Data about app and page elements

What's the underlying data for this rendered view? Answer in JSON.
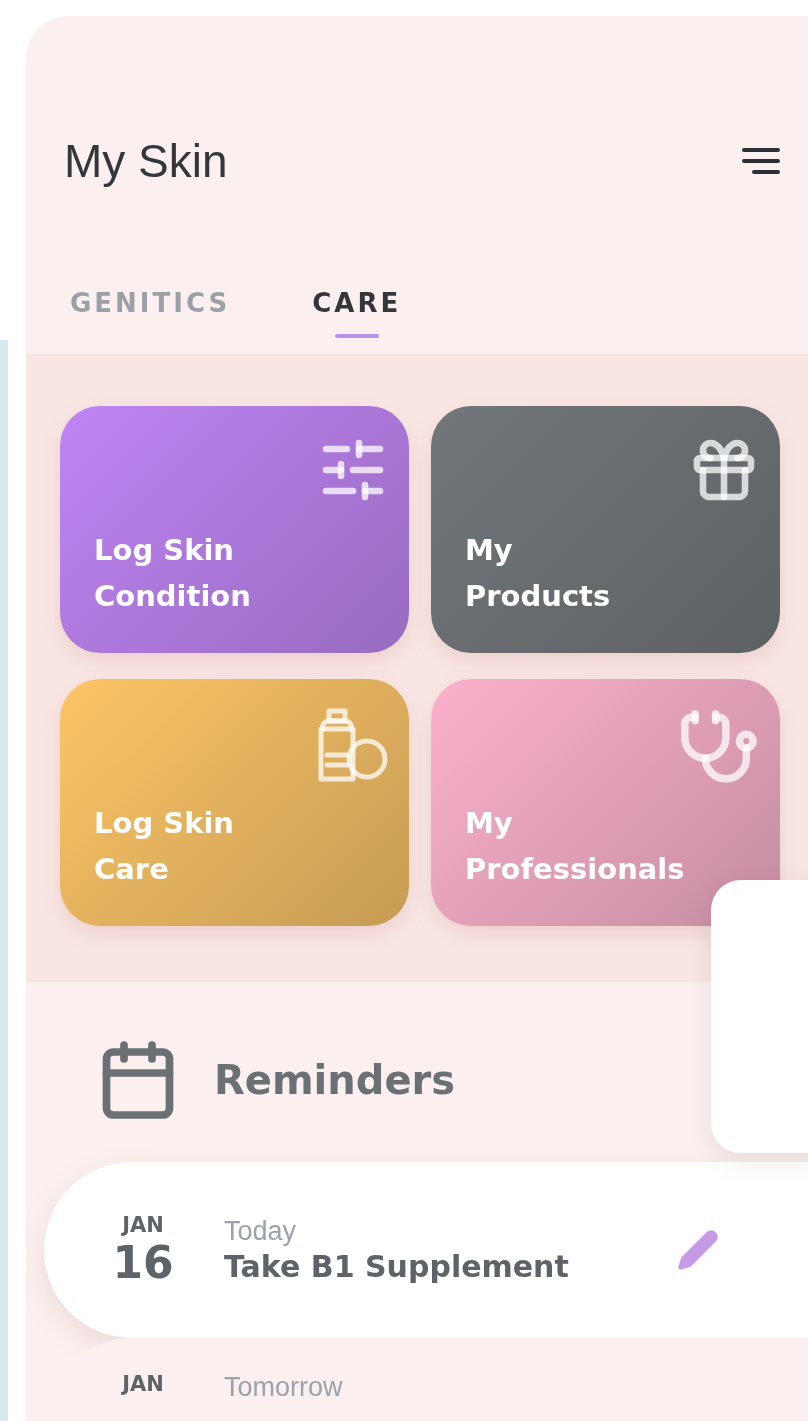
{
  "header": {
    "title": "My Skin"
  },
  "tabs": [
    {
      "label": "GENITICS",
      "selected": false
    },
    {
      "label": "CARE",
      "selected": true
    }
  ],
  "tiles": [
    {
      "label": "Log Skin Condition",
      "color": "#c084f5"
    },
    {
      "label": "My Products",
      "color": "#72777b"
    },
    {
      "label": "Log Skin Care",
      "color": "#fdc566"
    },
    {
      "label": "My Professionals",
      "color": "#fcb1cd"
    }
  ],
  "reminders": {
    "title": "Reminders",
    "items": [
      {
        "month": "JAN",
        "day": "16",
        "when": "Today",
        "task": "Take B1 Supplement"
      },
      {
        "month": "JAN",
        "when": "Tomorrow"
      }
    ]
  }
}
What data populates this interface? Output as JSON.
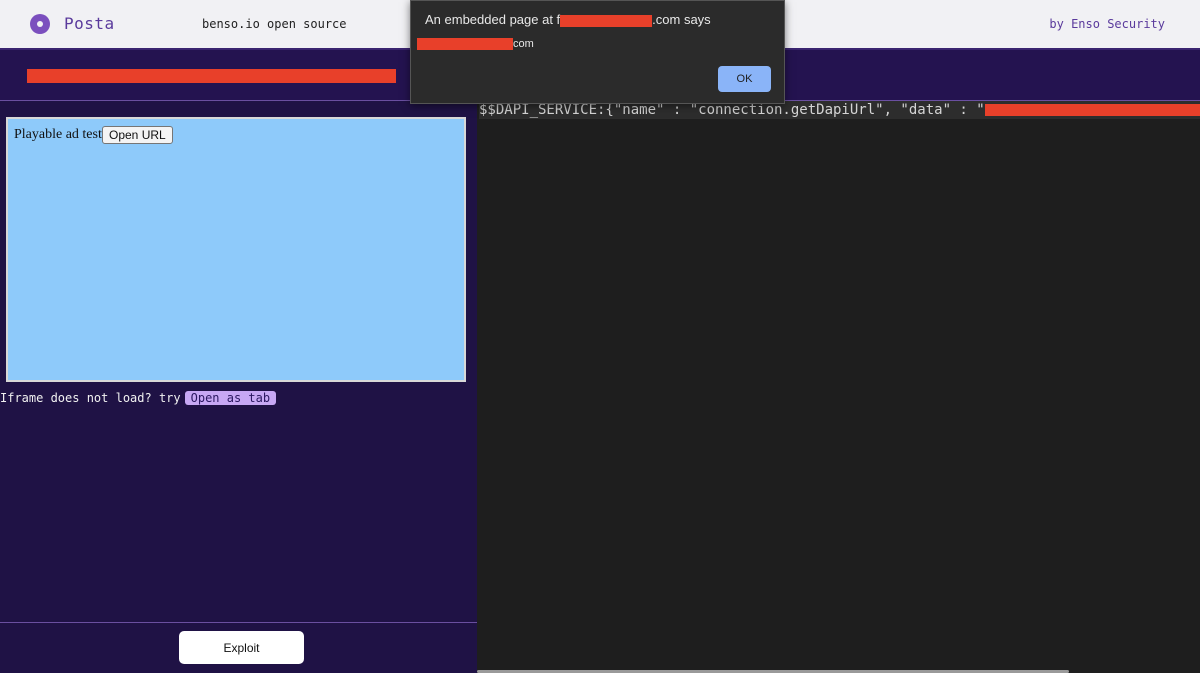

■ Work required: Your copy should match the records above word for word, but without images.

■ Task answer:
What's the underlying data for this rendered view? Answer in JSON.
{
  "header": {
    "title": "My Skin"
  },
  "tabs": [
    {
      "label": "GENITICS",
      "selected": false
    },
    {
      "label": "CARE",
      "selected": true
    }
  ],
  "tiles": [
    {
      "label": "Log Skin Condition",
      "color": "#c084f5"
    },
    {
      "label": "My Products",
      "color": "#72777b"
    },
    {
      "label": "Log Skin Care",
      "color": "#fdc566"
    },
    {
      "label": "My Professionals",
      "color": "#fcb1cd"
    }
  ],
  "reminders": {
    "title": "Reminders",
    "items": [
      {
        "month": "JAN",
        "day": "16",
        "when": "Today",
        "task": "Take B1 Supplement"
      },
      {
        "month": "JAN",
        "when": "Tomorrow"
      }
    ]
  }
}
What data populates this interface? Output as JSON.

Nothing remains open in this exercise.